Almost two million Britons are looking after someone with dementia, an alarming Alzheimer’s Society report shows.
And that figure is set to soar by a million to 2.8million by 2035 – laying bare the country’s broken social care system.
A second study from Age UK shows that in total, 3.3million over-65s now spend their retirement caring for another person – an increase from 2.7million in the past eight years.
The huge cost and poor quality mean many people are forced to shoulder the burden of care themselves. Today’s Age UK figures show over-80s alone provide 23million hours of unpaid care every week [File photo]
An astonishing 970,000 are over 80 – meaning one in three of all people in this age group are now carers.
The two major reports show why the issue is set to become one of the key areas for Boris Johnson’s government.
The two charities last night called on the Prime Minister to urgently act on his vow to end the social care scandal.
The Daily Mail is calling for a quick solution to the crisis. Experts and politicians from all parties have backed our campaign to prevent 21,000 people a year having to sell their family homes to pay for care.
A second study from Age UK shows that in total, 3.3million over-65s now spend their retirement caring for another person – an increase from 2.7million in the past eight years [File photo]
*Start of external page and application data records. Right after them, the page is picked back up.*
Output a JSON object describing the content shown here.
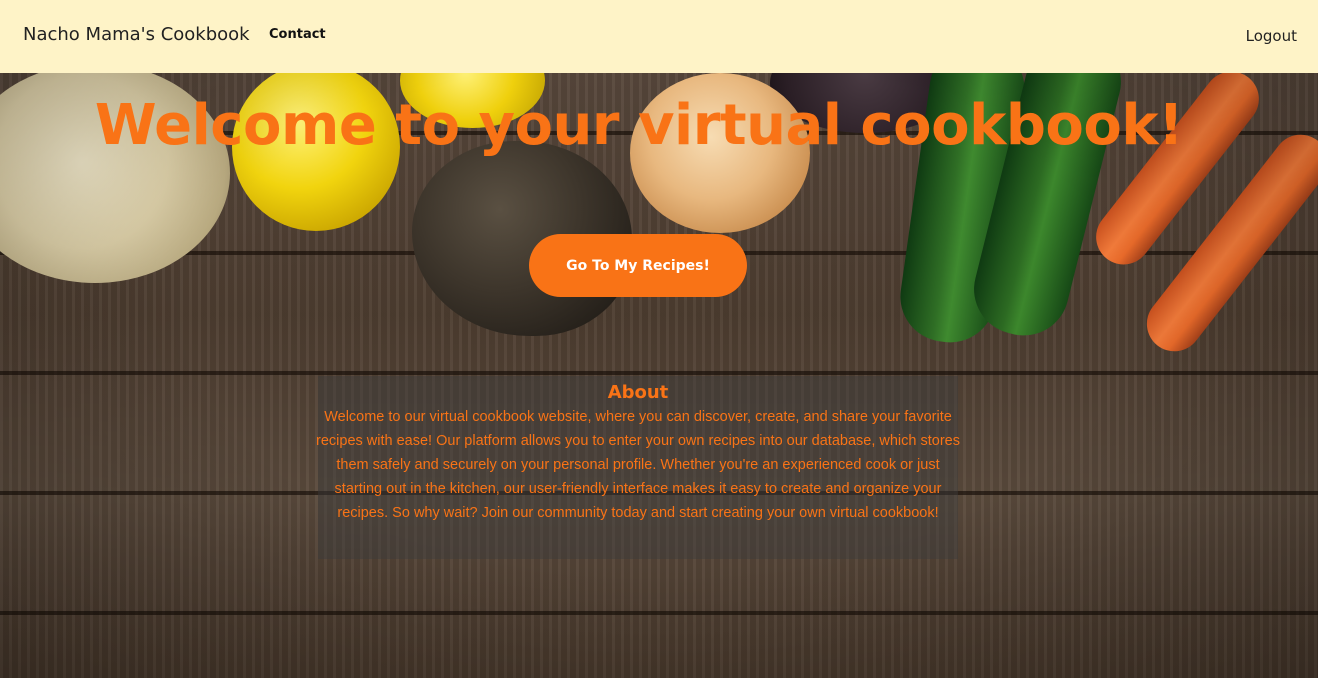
{
  "navbar": {
    "brand": "Nacho Mama's Cookbook",
    "links": [
      {
        "label": "Contact"
      }
    ],
    "logout_label": "Logout",
    "background_color": "#fef3c7"
  },
  "hero": {
    "title": "Welcome to your virtual cookbook!",
    "cta_label": "Go To My Recipes!",
    "accent_color": "#f97316"
  },
  "about": {
    "heading": "About",
    "body": "Welcome to our virtual cookbook website, where you can discover, create, and share your favorite recipes with ease! Our platform allows you to enter your own recipes into our database, which stores them safely and securely on your personal profile. Whether you're an experienced cook or just starting out in the kitchen, our user-friendly interface makes it easy to create and organize your recipes. So why wait? Join our community today and start creating your own virtual cookbook!"
  }
}
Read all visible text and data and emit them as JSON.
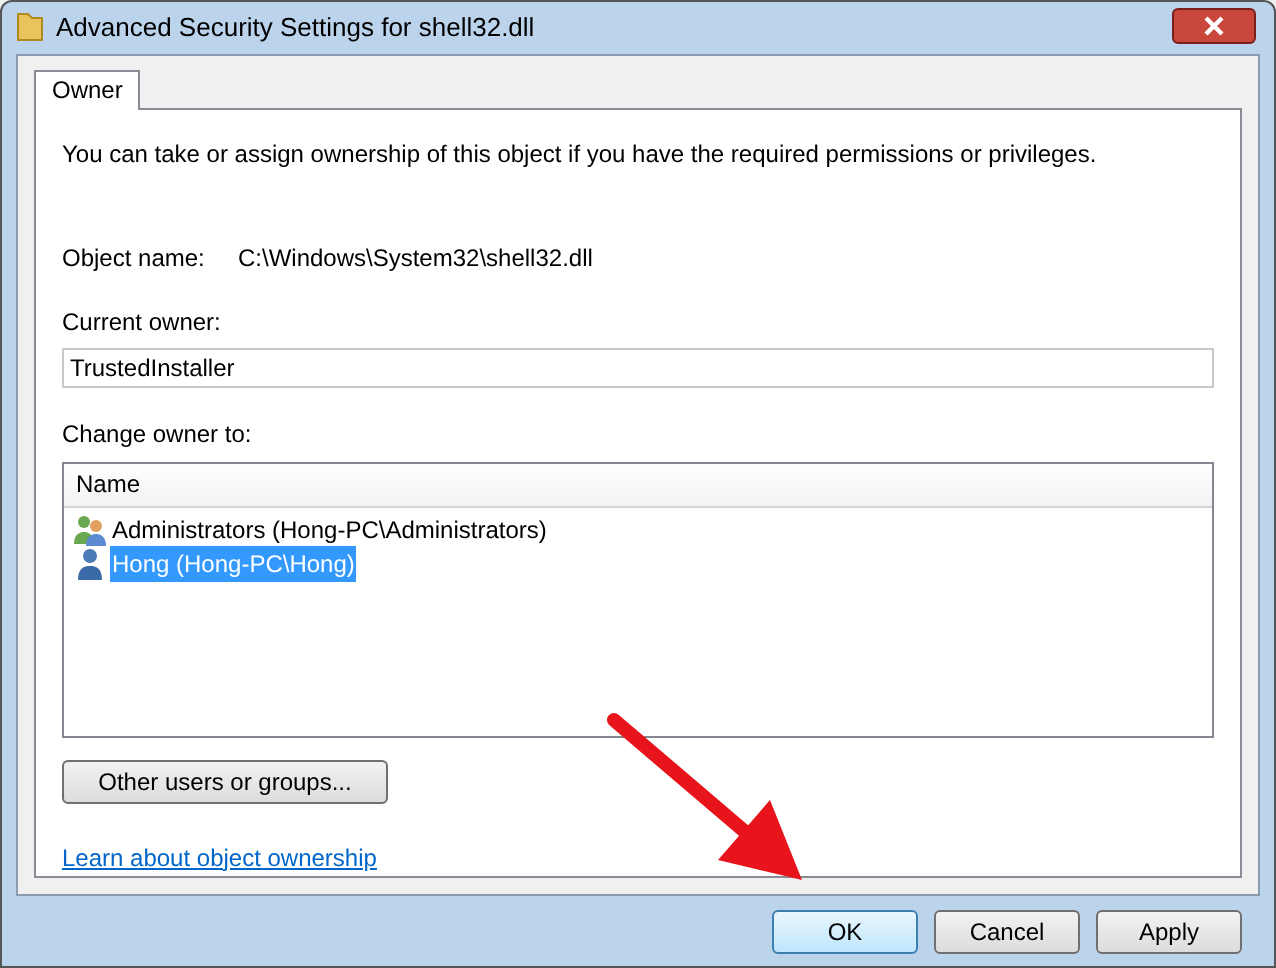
{
  "window": {
    "title": "Advanced Security Settings for shell32.dll"
  },
  "tabs": [
    {
      "label": "Owner",
      "selected": true
    }
  ],
  "intro": "You can take or assign ownership of this object if you have the required permissions or privileges.",
  "object_name": {
    "label": "Object name:",
    "value": "C:\\Windows\\System32\\shell32.dll"
  },
  "current_owner": {
    "label": "Current owner:",
    "value": "TrustedInstaller"
  },
  "change_owner": {
    "label": "Change owner to:",
    "columns": [
      "Name"
    ],
    "items": [
      {
        "name": "Administrators (Hong-PC\\Administrators)",
        "kind": "group",
        "selected": false
      },
      {
        "name": "Hong (Hong-PC\\Hong)",
        "kind": "user",
        "selected": true
      }
    ]
  },
  "other_button": "Other users or groups...",
  "link": "Learn about object ownership",
  "buttons": [
    {
      "label": "OK",
      "default": true
    },
    {
      "label": "Cancel",
      "default": false
    },
    {
      "label": "Apply",
      "default": false
    }
  ]
}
More than 350,000 people signed the Daily Mail’s petition to end the scandal, which was handed in to Downing Street in October.
Charities, academics and celebrities – including Hollywood star Dame Judi Dench, broadcaster Michael Parkinson and Downton Abbey writer Lord Julian Fellowes – have backed the call.
Mr Johnson has repeatedly promised to act – but today’s Queen’s Speech is expected to contain no details as to how he will deliver on that pledge.
On his first day as Prime Minister in July he said he would end the crisis ‘once and for all’.
I need a loan to find home for husband
At 64, Julia Brutnell should be preparing for a relaxing retirement.
Instead she spends her days as a full-time unpaid carer for her husband Bob, 69, who has advanced dementia and other disabilities.
‘I’ve been lifting my husband every day for six years,’ Mrs Brutnell said.
‘And for the last two years I’ve been caring for him 24 hours a day, seven days a week.’
Daycare services cannot cope with the former BT manager’s needs. He also has Parkinson’s disease, Type Two diabetes and often wanders off – with one incident last month leaving him hospitalised.
Mrs Brutnell can’t afford up to £7,000 a month for a care home.
But when Mr Brutnell is discharged, Mrs Brutnell faces taking out a loan against the £270,000 family home in Chelmsford to pay for him to go into care.
She told the Mail: ‘A lot of people are in the same position – it is a huge injustice.’
But aside from committing £1billion in additional funding for social care next year – which experts say is enough to merely keep the system going as it is – Mr Johnson is yet to provide any further information.
Health Secretary Matt Hancock yesterday failed to provide a timescale when quizzed on Government plans.
‘We’ve made a very big commitments on social care in the manifesto, and we will meet those commitments,’ he said.
‘We’ve already been having the discussions about starting the work, and we absolutely will make the manifesto commitments that we set out very clearly.’
The key problem is that anyone who has more than £23,250 in savings, including the value of their home, is rejected for state-funded care and has to stump up the cash themselves.
The quality of that care is often appalling – with 22 per cent of homes for dementia patients classed as ‘inadequate’ or ‘requires improvement’ by the Care Quality Commission.
The huge cost and poor quality mean many people are forced to shoulder the burden of care themselves. Today’s Age UK figures show over-80s alone provide 23million hours of unpaid care every week – worth approximately £23billion a year.
Tragically, some 71 per cent of these elderly carers have their own long- term health issues.
The key problem is that anyone who has more than £23,250 in savings, including the value of their home, is rejected for state-funded care and has to stump up the cash themselves [File photo]
Caroline Abrahams, charity director at Age UK, said: ‘Almost all of them willingly provide care for the person they love, typically a sick or disabled husband or wife, son or daughter, but by repeatedly failing to sort out our social care system, the State is exploiting their goodwill and often leaving them to manage incredibly difficult situations alone. Blessed as it is with such a substantial parliamentary majority, our new government is better placed than any in the last 20 years to refinance and reform social care.’
And Jeremy Hughes, chief executive of the Alzheimer’s Society, said: ‘Almost two million family and friends of people with dementia are shouldering the enormous pressure of filling the gaps where good care is neither accessible nor affordable. This can’t go on. Social care needs to be funded like other public services, such as the NHS and education, where the cost is shared across society.’
Meanwhile, Niall Dickson, who heads the NHS Confederation which represents organisations across the sector, stressed: ‘The plight of older carers is one of the unseen scandals of our failing social care sector. They should be seen as a great resource who should be supported. Instead, too often they are left to fend on their own, neglected and unsupported.’